▶

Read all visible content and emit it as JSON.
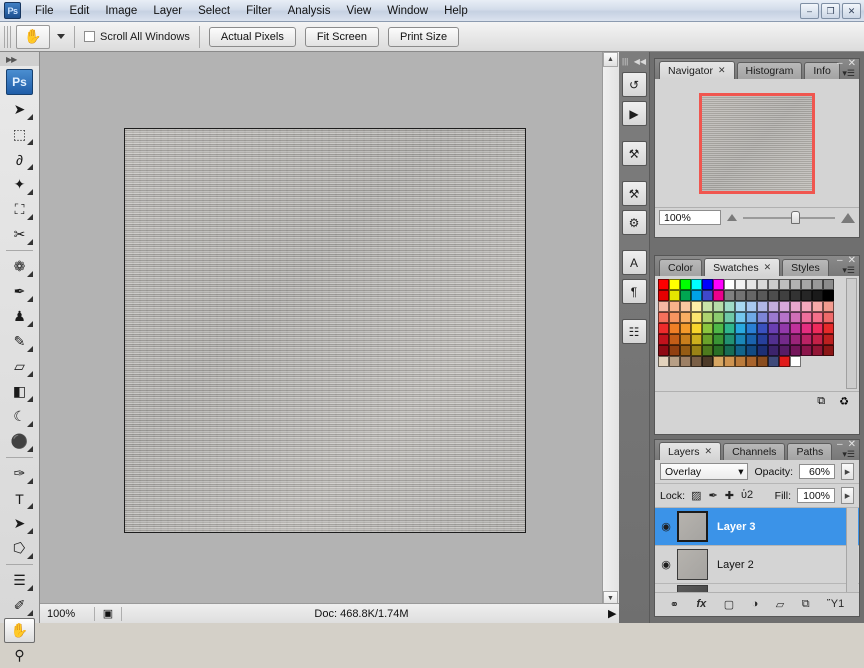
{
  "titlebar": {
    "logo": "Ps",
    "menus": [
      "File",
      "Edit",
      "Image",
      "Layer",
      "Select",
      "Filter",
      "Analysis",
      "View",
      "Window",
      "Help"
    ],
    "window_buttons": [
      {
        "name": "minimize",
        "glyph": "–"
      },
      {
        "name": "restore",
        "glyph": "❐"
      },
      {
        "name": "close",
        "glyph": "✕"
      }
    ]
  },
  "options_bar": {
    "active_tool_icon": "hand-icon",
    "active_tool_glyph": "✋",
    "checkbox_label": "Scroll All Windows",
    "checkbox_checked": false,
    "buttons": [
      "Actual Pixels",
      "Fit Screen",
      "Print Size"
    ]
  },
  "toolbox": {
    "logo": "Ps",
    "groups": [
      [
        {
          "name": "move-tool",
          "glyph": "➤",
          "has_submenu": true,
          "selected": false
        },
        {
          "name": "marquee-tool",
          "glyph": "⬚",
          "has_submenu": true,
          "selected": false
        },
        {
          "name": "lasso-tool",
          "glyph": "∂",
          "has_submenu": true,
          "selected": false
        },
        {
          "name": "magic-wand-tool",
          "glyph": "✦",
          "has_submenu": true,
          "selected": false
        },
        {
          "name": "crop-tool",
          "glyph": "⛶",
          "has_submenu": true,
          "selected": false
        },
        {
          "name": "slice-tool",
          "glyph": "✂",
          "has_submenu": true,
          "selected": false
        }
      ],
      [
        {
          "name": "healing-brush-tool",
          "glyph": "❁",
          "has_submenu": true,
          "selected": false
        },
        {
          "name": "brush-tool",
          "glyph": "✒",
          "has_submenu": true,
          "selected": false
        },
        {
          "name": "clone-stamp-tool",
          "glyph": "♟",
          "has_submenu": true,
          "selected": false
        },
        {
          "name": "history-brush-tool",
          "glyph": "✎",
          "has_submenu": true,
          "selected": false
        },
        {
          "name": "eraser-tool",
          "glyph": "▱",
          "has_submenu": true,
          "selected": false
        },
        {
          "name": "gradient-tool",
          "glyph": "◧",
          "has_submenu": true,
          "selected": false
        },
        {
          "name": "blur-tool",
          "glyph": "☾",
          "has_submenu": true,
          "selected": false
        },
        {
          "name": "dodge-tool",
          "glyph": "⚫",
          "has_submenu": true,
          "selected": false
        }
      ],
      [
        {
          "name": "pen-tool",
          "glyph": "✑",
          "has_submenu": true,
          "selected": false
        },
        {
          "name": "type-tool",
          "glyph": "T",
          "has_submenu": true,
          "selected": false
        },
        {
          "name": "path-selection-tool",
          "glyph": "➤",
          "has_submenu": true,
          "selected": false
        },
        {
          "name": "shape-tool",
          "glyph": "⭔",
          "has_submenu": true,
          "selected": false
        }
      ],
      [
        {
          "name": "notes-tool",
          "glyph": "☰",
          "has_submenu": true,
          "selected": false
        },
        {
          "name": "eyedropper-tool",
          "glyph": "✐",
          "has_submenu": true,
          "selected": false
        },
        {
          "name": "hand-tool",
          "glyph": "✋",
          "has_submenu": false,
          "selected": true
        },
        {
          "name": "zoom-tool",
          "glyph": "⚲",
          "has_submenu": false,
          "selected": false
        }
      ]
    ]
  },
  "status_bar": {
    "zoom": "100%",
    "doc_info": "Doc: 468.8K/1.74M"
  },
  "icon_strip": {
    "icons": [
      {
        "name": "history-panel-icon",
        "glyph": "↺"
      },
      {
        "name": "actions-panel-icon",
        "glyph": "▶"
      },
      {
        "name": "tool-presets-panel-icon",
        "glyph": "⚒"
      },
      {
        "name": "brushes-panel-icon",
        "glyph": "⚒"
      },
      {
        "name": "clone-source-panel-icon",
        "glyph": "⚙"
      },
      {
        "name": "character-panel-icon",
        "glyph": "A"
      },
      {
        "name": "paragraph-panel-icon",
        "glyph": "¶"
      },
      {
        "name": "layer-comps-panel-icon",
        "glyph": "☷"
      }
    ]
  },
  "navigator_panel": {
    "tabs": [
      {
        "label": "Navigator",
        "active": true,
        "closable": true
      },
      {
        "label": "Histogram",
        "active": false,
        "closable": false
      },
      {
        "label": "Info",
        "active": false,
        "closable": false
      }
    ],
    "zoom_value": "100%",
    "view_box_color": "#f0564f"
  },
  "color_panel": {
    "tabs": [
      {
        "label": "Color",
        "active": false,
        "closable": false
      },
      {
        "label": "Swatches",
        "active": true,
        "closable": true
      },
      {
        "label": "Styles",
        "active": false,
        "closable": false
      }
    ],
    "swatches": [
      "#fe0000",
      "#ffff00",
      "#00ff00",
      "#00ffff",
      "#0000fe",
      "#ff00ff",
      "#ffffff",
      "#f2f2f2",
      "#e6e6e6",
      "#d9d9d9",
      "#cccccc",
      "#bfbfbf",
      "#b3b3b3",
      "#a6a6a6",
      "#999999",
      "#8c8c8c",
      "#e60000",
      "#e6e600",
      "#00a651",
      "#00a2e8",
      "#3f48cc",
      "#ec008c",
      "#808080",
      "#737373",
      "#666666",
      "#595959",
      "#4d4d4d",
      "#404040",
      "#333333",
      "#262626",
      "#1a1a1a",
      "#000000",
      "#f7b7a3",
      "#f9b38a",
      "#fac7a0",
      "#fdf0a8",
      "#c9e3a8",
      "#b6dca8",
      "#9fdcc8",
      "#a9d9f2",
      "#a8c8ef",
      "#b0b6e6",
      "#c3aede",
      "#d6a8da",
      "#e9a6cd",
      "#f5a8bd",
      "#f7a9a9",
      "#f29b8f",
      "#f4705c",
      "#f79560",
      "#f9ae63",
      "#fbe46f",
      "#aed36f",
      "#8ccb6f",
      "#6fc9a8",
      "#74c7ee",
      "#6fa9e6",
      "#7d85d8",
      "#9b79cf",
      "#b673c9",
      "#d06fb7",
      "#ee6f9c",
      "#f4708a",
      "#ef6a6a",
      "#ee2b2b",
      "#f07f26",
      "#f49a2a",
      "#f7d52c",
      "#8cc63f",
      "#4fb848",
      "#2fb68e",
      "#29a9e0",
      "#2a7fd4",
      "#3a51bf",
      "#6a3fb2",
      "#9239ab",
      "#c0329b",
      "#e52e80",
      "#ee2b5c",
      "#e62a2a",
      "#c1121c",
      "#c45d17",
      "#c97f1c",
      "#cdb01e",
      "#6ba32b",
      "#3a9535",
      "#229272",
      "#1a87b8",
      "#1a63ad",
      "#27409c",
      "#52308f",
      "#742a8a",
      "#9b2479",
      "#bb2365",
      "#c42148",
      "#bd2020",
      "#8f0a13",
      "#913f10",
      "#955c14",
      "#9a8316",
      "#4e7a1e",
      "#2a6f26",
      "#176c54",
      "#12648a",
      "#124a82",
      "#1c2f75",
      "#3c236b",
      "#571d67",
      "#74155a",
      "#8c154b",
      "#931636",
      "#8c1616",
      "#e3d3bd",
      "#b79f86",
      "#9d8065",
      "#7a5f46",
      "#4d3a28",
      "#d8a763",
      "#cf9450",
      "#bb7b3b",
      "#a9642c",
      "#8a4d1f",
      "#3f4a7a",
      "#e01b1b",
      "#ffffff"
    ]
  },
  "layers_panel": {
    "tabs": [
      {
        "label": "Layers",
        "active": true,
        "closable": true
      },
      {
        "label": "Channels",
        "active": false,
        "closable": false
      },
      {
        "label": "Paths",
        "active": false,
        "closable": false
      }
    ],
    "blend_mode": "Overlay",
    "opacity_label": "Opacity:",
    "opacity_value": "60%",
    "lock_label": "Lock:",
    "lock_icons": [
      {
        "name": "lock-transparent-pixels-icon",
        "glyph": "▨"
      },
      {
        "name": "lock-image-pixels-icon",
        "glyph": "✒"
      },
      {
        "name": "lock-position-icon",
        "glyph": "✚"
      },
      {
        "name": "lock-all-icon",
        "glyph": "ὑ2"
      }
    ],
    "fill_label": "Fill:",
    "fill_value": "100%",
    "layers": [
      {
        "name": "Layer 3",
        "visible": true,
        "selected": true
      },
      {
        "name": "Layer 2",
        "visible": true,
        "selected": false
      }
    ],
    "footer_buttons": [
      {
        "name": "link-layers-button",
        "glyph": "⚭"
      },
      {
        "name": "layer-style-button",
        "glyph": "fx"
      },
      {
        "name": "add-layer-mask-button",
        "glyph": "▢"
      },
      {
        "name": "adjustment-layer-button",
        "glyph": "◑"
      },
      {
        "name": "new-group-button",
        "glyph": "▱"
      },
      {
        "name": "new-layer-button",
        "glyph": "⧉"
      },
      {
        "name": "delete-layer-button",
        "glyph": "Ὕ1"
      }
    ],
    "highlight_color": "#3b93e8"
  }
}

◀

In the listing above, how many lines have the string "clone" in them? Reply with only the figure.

TASK ANSWER: 2